PHYSX wing glove thermal test in the Flight Loads Laboratory in 1996. Mission
The Flight Loads Laboratory (FLL) was constructed in 1964 to perform combined mechanical load and thermal tests of structural components and complete flight vehicles and to calibrate and evaluate flight loads instrumentation under the conditions expected in flight.
The FLL is a part of the National Aeronautics and Space Administration (NASA) Armstrong Flight Research Center at Edwards, California. With its accessibility to the Rogers Dry Lake and the Edwards Air Force Base flight line, the FLL is ideally suited to conduct structural tests on many experimental vehicles. The FLL supports the broad spectrum of flight-research programs of NASA, Department of Defense, private industry, and other aerospace organizations.

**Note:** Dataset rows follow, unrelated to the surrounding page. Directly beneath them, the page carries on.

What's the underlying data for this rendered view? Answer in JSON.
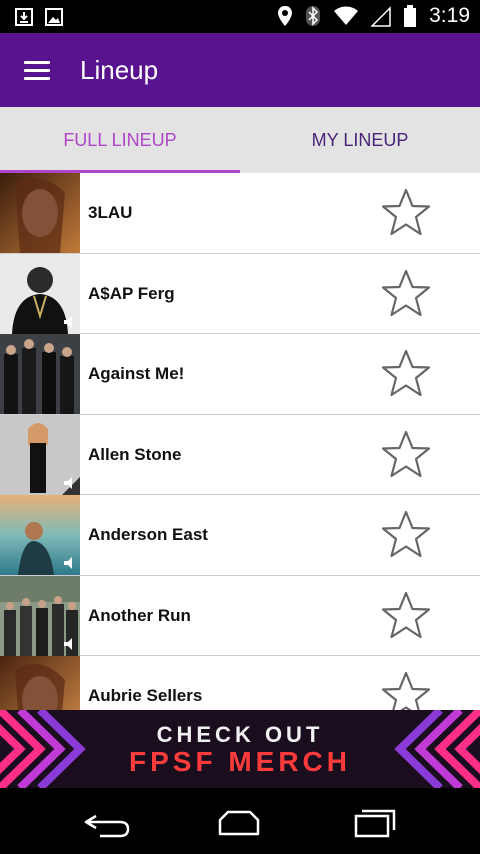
{
  "status_bar": {
    "time": "3:19",
    "icons": [
      "download-icon",
      "image-icon",
      "location-icon",
      "bluetooth-icon",
      "wifi-icon",
      "signal-icon",
      "battery-icon"
    ]
  },
  "app_bar": {
    "title": "Lineup",
    "color": "#5a138f"
  },
  "tabs": [
    {
      "label": "FULL LINEUP",
      "active": true
    },
    {
      "label": "MY LINEUP",
      "active": false
    }
  ],
  "artists": [
    {
      "name": "3LAU",
      "favorited": false
    },
    {
      "name": "A$AP Ferg",
      "favorited": false
    },
    {
      "name": "Against Me!",
      "favorited": false
    },
    {
      "name": "Allen Stone",
      "favorited": false
    },
    {
      "name": "Anderson East",
      "favorited": false
    },
    {
      "name": "Another Run",
      "favorited": false
    },
    {
      "name": "Aubrie Sellers",
      "favorited": false
    }
  ],
  "banner": {
    "line1": "CHECK OUT",
    "line2": "FPSF MERCH"
  },
  "nav_bar": {
    "icons": [
      "back-icon",
      "home-icon",
      "recents-icon"
    ]
  }
}
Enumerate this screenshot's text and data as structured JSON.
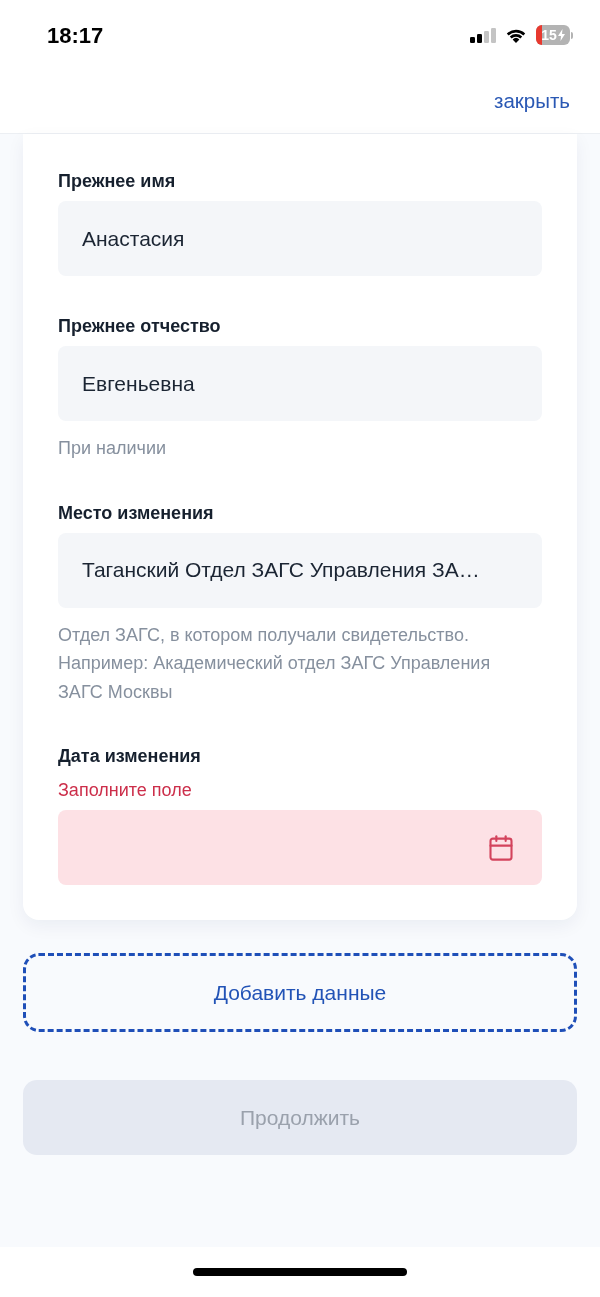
{
  "status_bar": {
    "time": "18:17",
    "battery": "15"
  },
  "header": {
    "close_link": "закрыть"
  },
  "form": {
    "fields": [
      {
        "kind": "text",
        "label": "Прежнее имя",
        "value": "Анастасия",
        "invalid": false
      },
      {
        "kind": "text",
        "label": "Прежнее отчество",
        "value": "Евгеньевна",
        "invalid": false,
        "hint": "При наличии"
      },
      {
        "kind": "text",
        "label": "Место изменения",
        "value": "Таганский Отдел ЗАГС Управления ЗА…",
        "invalid": false,
        "hint": "Отдел ЗАГС, в котором получали свидетельство. Например: Академический отдел ЗАГС Управления ЗАГС Москвы"
      },
      {
        "kind": "date",
        "label": "Дата изменения",
        "error": "Заполните поле",
        "invalid": true
      }
    ]
  },
  "add_button": {
    "label": "Добавить данные"
  },
  "continue_button": {
    "label": "Продолжить",
    "disabled": true
  }
}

Calibration setup for the LSRA/CV-990 aircraft in the Flight Loads Laboratory in 1994. The FLL consists of a large high-bay test area with adjacent laboratories, offices, and storage area. The 164- by 120-foot reinforced concrete floor contains tie-down slots to anchor test setups and is accessed from the entry ramp by a 136- by 40-foot door. The open area for testing is approximately 146 by 113 ft. A 5-ton rail crane with a maximum hook height of 39 ft services the entire test area floor.
The FLL incorporates systems for mechanical and thermal structural testing, as well as for data acquisition and test control. The data acquisition and test control room is on the second floor overlooking the main test area. Instrumentation and electronic support laboratories are also provided. Closed-circuit television for remote monitoring, a public address system, and a headset audio communications system are additional features of the FLL.